The greatest issue on most cars is the fact most do not understand how to adjust a new carb to a new engine even in a single 4. 


Most run too much carb  on the street. Few re jet the carbs to the specific engine. Too often they pull the carb out of the box and bolt it on. They adjust the idle mixture and idle speed and call it a day. They never re jet or even adjust the floats. 


Seldom are these carbs for a specific application so they need tuned and adjusted. Too often the old carb was so bad the new one feels good but often much is left on the table because it was never tuned. 


If you race a Holley or Holley based carb is great, On the street Edelbrocks are much easier to adjust and tune for the novice.

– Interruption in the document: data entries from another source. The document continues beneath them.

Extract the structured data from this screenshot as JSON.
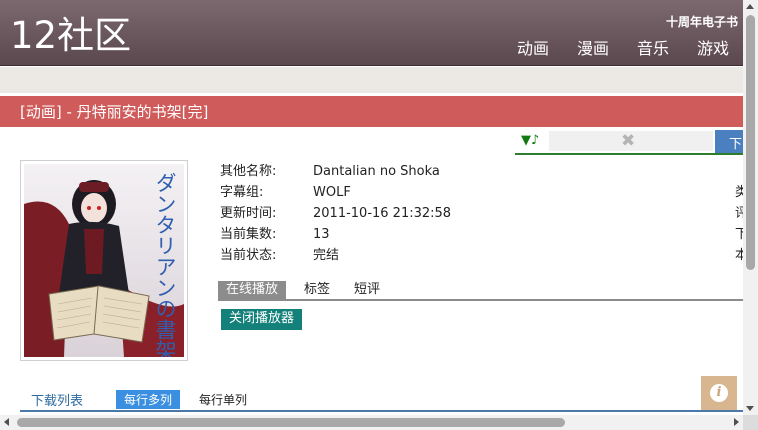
{
  "header": {
    "logo": "12社区",
    "anniversary": "十周年电子书",
    "nav": [
      "动画",
      "漫画",
      "音乐",
      "游戏"
    ]
  },
  "title": "[动画] - 丹特丽安的书架[完]",
  "player_bar": {
    "note_icon": "▼♪",
    "plugin_icon": "puzzle-icon",
    "download_partial": "下"
  },
  "cover": {
    "title_text": "ダンタリアンの書架"
  },
  "details": [
    {
      "key": "其他名称:",
      "value": "Dantalian no Shoka",
      "right": "类"
    },
    {
      "key": "字幕组:",
      "value": "WOLF",
      "right": "评"
    },
    {
      "key": "更新时间:",
      "value": "2011-10-16 21:32:58",
      "right": "下"
    },
    {
      "key": "当前集数:",
      "value": "13",
      "right": "下"
    },
    {
      "key": "当前状态:",
      "value": "完结",
      "right": "本"
    }
  ],
  "tabs": [
    "在线播放",
    "标签",
    "短评"
  ],
  "close_player": "关闭播放器",
  "download_list": {
    "label": "下载列表",
    "option_multi": "每行多列",
    "option_single": "每行单列"
  },
  "colors": {
    "header": "#6d5960",
    "title_bar": "#d05b5b",
    "close_button": "#13807a",
    "active_option": "#3b8fe0"
  }
}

FI is the way to go but on a Tunnel ram is not practical. 


The Intake in the photo also was designed for the street due to the small runners. This keeps the low end power up more for better street driving. Large runners of a Single plane need air velocity to keep the low end for the street. At the Strip they are fine if you are dumping at a High RPM and never letting it come down. You need to keep the air flow up. 

Like life Running a Tunnel Ram is full of compromise. If you want all the power single 4 if you want looks and ok leaving a bit of performance on the table a street ram will work. 


Again if you are doing an Automatic. Please make sure to visit the gear and stall on the converter to match the cam and intake or you will be hating life. 


I ran mine for a number of years with no issues after sorting out early tuning. I even got decent MPG around town vs my  stock big block in my daily driver. 

Pit Crew

Using a tunnel ram with 2 × 390 CFM Holley carburetors is the same as a single 780 CFM carburetor. Using a small plenum and a plenum divider on a tunnel ram can be more powerful at low speeds than a single 4 barrel single plane manifold with an open plenum. Intake manifold heat below the plenum is non existent on every single plane
manifold. I have dyno tested marine engines with tunnel rams with "reduced volume" plenums and plenum dividers and they have been more powerful at low speeds than the best single plane/single four barrels manifolds because of the direct shot of the air/fuel mixtures into the cylinder heads.

True, but the ask isn't about making low speed power - he's thinking he has too much of that now.  He's looking for WOT top-end poop.  Too much carb on top of too much intake manifold, without enough breathing below it - clear through to the tailpipe - results in one thing: bog.

Pit Crew

Bog is created by low manifold vacuum which can be created with a single plane/single 4 barrel manifold with a plenum that is too large.
Usually an amateur will simply increase the accelerator pump shot.
Pit Crew

Low speed torque and throttle response is directly related to intake manifold vacuum. Intake manifold vacuum is directly related to plenum volume.
If the intake manifold is divided into two halves with a divider the volume is reduced by half and throttle response is dramatically increased. This is the primary reason why dual plane manifolds increase throttle response and torque. A tunnel ram with a plenum divider can be a very powerful low speed manifold for a street engine.